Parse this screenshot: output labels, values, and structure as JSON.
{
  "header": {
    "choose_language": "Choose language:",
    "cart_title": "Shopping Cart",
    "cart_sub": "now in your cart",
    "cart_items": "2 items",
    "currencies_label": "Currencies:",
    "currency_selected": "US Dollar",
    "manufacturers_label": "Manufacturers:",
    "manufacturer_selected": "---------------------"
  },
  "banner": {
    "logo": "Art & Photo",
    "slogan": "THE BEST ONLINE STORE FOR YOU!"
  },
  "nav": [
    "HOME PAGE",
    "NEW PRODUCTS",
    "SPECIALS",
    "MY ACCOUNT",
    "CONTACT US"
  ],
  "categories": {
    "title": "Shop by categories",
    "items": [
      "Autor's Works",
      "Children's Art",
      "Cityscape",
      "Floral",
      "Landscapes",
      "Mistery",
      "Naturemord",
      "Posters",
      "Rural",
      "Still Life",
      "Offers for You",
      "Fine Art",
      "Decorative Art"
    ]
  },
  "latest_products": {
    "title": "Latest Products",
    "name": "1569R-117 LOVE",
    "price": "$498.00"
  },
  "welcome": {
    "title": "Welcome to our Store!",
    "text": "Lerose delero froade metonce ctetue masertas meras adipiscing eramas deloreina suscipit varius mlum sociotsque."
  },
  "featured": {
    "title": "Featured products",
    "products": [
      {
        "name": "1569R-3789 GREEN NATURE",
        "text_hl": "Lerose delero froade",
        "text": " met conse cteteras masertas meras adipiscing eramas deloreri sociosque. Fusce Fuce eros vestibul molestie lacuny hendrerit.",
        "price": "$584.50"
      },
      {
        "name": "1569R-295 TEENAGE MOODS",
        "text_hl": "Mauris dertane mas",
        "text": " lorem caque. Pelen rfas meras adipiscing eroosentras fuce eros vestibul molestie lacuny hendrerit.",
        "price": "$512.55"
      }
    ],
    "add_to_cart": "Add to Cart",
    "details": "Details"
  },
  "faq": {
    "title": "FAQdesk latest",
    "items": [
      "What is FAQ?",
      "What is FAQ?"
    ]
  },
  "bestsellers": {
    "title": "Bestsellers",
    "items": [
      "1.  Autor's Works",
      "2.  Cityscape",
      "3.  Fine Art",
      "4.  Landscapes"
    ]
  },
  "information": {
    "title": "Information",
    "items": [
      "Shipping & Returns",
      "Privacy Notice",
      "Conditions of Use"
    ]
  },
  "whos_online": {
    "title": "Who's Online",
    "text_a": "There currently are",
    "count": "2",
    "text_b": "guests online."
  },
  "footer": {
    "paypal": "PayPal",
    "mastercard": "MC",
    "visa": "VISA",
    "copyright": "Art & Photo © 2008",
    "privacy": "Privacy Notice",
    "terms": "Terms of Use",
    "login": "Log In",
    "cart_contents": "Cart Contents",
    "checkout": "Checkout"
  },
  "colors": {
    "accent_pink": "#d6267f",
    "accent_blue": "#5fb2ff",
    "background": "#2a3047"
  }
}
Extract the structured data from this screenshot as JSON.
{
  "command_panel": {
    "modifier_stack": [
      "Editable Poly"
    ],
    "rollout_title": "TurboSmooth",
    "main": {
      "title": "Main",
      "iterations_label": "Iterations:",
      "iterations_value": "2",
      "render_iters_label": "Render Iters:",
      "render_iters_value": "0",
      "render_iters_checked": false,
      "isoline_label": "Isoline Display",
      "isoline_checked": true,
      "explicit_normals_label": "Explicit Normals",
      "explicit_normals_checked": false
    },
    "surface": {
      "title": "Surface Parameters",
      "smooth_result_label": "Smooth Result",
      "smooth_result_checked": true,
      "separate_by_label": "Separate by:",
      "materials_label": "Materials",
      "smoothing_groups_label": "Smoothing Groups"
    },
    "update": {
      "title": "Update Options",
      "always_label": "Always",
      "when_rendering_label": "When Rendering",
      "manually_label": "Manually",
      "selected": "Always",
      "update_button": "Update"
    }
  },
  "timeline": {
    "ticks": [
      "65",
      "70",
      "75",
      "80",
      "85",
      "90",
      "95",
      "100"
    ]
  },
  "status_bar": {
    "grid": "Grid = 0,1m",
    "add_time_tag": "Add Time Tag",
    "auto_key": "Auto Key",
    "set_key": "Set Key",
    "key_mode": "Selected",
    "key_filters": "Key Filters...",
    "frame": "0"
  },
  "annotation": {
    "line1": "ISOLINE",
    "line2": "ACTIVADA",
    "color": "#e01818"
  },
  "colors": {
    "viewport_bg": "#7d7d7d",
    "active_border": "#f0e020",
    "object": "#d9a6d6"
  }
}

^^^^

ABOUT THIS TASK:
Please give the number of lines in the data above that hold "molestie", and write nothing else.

ANSWER TO THIS TASK:
2